## PROBLEM STATEMENT
Whatever the records hold, copy it exactly and completely.
►
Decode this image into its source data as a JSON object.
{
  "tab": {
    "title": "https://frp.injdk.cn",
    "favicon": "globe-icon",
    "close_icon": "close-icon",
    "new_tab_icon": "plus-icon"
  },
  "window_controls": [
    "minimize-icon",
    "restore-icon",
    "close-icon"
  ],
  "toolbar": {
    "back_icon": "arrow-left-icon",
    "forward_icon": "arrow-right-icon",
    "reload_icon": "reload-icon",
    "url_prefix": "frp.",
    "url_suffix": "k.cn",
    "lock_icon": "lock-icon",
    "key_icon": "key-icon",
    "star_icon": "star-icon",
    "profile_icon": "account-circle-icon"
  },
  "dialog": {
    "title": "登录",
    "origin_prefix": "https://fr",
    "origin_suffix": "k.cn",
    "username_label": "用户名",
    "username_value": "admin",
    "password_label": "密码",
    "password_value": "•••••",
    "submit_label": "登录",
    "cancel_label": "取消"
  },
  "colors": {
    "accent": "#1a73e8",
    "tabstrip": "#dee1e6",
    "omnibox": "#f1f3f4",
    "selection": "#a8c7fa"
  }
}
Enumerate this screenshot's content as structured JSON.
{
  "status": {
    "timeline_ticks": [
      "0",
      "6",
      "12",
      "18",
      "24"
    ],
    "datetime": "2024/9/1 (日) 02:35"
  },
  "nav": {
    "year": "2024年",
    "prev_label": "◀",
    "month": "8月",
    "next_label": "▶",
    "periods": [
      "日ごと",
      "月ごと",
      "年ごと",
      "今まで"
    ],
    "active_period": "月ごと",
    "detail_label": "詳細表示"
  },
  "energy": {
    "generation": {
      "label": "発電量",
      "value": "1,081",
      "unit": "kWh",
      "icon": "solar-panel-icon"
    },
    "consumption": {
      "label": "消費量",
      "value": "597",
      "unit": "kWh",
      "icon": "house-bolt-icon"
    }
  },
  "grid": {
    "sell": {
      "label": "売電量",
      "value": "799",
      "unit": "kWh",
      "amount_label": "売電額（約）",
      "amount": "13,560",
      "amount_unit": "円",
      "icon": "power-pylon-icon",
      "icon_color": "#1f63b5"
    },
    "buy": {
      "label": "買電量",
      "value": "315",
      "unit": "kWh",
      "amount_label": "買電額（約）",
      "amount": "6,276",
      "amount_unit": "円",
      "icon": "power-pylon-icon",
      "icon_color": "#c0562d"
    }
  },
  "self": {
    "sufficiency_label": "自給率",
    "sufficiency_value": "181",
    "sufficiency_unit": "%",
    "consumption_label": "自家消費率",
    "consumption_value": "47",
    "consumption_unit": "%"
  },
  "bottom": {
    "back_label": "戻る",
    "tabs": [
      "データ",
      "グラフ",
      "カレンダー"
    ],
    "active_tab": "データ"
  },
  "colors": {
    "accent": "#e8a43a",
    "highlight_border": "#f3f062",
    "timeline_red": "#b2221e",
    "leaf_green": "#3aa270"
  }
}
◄
## EXERCISE SOLUTION
Decode this image into its source data as a JSON object.
{
  "tab": {
    "title": "https://frp.injdk.cn",
    "favicon": "globe-icon",
    "close_icon": "close-icon",
    "new_tab_icon": "plus-icon"
  },
  "window_controls": [
    "minimize-icon",
    "restore-icon",
    "close-icon"
  ],
  "toolbar": {
    "back_icon": "arrow-left-icon",
    "forward_icon": "arrow-right-icon",
    "reload_icon": "reload-icon",
    "url_prefix": "frp.",
    "url_suffix": "k.cn",
    "lock_icon": "lock-icon",
    "key_icon": "key-icon",
    "star_icon": "star-icon",
    "profile_icon": "account-circle-icon"
  },
  "dialog": {
    "title": "登录",
    "origin_prefix": "https://fr",
    "origin_suffix": "k.cn",
    "username_label": "用户名",
    "username_value": "admin",
    "password_label": "密码",
    "password_value": "•••••",
    "submit_label": "登录",
    "cancel_label": "取消"
  },
  "colors": {
    "accent": "#1a73e8",
    "tabstrip": "#dee1e6",
    "omnibox": "#f1f3f4",
    "selection": "#a8c7fa"
  }
}
Enumerate this screenshot's content as structured JSON.
{
  "status": {
    "timeline_ticks": [
      "0",
      "6",
      "12",
      "18",
      "24"
    ],
    "datetime": "2024/9/1 (日) 02:35"
  },
  "nav": {
    "year": "2024年",
    "prev_label": "◀",
    "month": "8月",
    "next_label": "▶",
    "periods": [
      "日ごと",
      "月ごと",
      "年ごと",
      "今まで"
    ],
    "active_period": "月ごと",
    "detail_label": "詳細表示"
  },
  "energy": {
    "generation": {
      "label": "発電量",
      "value": "1,081",
      "unit": "kWh",
      "icon": "solar-panel-icon"
    },
    "consumption": {
      "label": "消費量",
      "value": "597",
      "unit": "kWh",
      "icon": "house-bolt-icon"
    }
  },
  "grid": {
    "sell": {
      "label": "売電量",
      "value": "799",
      "unit": "kWh",
      "amount_label": "売電額（約）",
      "amount": "13,560",
      "amount_unit": "円",
      "icon": "power-pylon-icon",
      "icon_color": "#1f63b5"
    },
    "buy": {
      "label": "買電量",
      "value": "315",
      "unit": "kWh",
      "amount_label": "買電額（約）",
      "amount": "6,276",
      "amount_unit": "円",
      "icon": "power-pylon-icon",
      "icon_color": "#c0562d"
    }
  },
  "self": {
    "sufficiency_label": "自給率",
    "sufficiency_value": "181",
    "sufficiency_unit": "%",
    "consumption_label": "自家消費率",
    "consumption_value": "47",
    "consumption_unit": "%"
  },
  "bottom": {
    "back_label": "戻る",
    "tabs": [
      "データ",
      "グラフ",
      "カレンダー"
    ],
    "active_tab": "データ"
  },
  "colors": {
    "accent": "#e8a43a",
    "highlight_border": "#f3f062",
    "timeline_red": "#b2221e",
    "leaf_green": "#3aa270"
  }
}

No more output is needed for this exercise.